While the debate around this truth rages everywhere, girls and women living in extreme poverty – those often hit hardest by the injustice of gender inequality – have been left out of the conversation.
This must change. The fight for gender equity is global.
Some 62 million girls are denied the right to education. Half a billion women can’t read. 155 countries still have laws that discriminate against women.
Their letter doesn’t go into much detail, so I’ll fill in the blanks.
Systems of oppression tend to reinforce one another. To name one example, women are responsible for the bulk of “unpaid care work,” such as cleaning house and looking after kids or the elderly, across the entire globe. Since there are only 24 hours in a day, an increased workload in one area means less time to do other things. In practice, this translates into women having less free time than men, less time to pursue educational advancement, and more women in part-time or flexible work that pays less than steady full-time jobs.
There’s no reason hauling water or wiping bums must be done by women (unless you’re willing to argue women are stronger than men or less fragile, of course), so this unequal work balance is sexist. This unequal work balance is also the main contributer to the genedered wage gap. If women are typically poorer than men, then it follows that women are more likely to be in poverty. And they are.
Ergo, one way to fix poverty is to fix sexism: reduce the gender gap, and fewer people will be in poverty. Conversely, if you reduce poverty by beefing up social safety nets, you effectively turn unpaid care work into paid care work via public subsidy, and render the gendered wage gap toothless.
I accept your challenge to lead. As a feminist, I know that women must be treated equally everywhere. That is why, as one of my first actions as Prime Minister, I named a gender balanced Cabinet. It is my hope that this will set an example for governments around the world.

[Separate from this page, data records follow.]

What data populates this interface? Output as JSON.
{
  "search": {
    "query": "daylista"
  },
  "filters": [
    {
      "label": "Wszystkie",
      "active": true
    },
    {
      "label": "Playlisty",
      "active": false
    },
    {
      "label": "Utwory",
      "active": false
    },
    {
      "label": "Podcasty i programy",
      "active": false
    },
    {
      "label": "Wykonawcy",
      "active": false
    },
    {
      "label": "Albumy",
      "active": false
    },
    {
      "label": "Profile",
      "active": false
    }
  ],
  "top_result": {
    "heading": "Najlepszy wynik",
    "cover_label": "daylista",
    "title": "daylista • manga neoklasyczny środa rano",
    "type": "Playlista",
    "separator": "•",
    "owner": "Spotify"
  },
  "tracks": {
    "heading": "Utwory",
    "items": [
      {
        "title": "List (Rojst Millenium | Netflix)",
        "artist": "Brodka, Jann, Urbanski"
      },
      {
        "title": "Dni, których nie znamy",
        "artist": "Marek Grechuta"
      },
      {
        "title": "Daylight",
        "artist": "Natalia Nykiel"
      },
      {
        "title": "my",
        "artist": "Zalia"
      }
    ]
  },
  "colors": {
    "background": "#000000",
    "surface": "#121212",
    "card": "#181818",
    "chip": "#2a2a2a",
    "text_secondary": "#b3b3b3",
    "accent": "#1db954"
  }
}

The Government of Canada is taking another important and concrete step: we will host the Global Fund replenishment conference in Montreal in September. We have also raised our contribution by 20% to $785 million CDN.

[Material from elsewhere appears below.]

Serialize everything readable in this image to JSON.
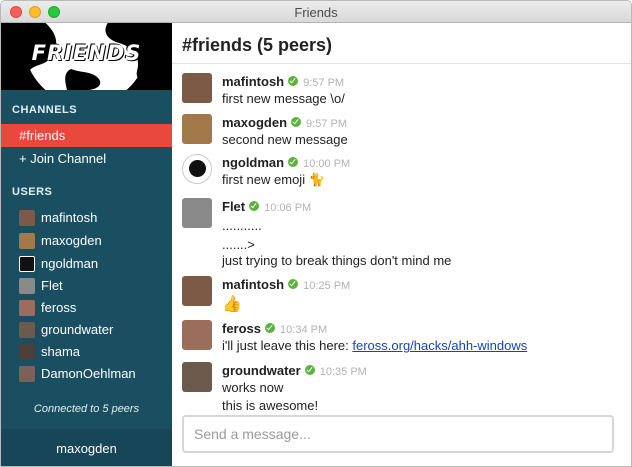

Intersectional discrimination has only recently been recognised, at least in international forums as a serious obstacle to the achievement of equality for many marginalised women. Historically, at the international and national levels, racism or racial discrimination on the one hand and gender discrimination on the other, have always proceeded in official thinking and policy along mutually exclusive lines. However, the notion of intersectional discrimination has now been acknowledged in a series of UN conferences on women. See for example the Beijing Platform for Action document and the subsequent ‘Outcome Document’ – the report of the twenty third special session of the general assembly – Beijing+5 in 2000.
The gender and poverty assessment in Mongolia draws on a rights based approach which delineates the complexity and intersectionality of gender as an intrinsic element of development. Still it is a big challenge to translate the results of the analysis into the logic of policy and project, and to develop baselines for a theory of change and meaningful development initiatives. The management systems which determine current development practice are very much driven by the principles of efficiency. Driven by an economic logic they are organised by sectors which makes it very difficult to adopt an intersectionality approach. It would go beyond the scope of this paper to analyse the managing principles, however we hold that in the context of poverty reduction strategies it is crucial to include gender mainstreaming performance.
And if economists and government policy makers understand it, maybe you should too.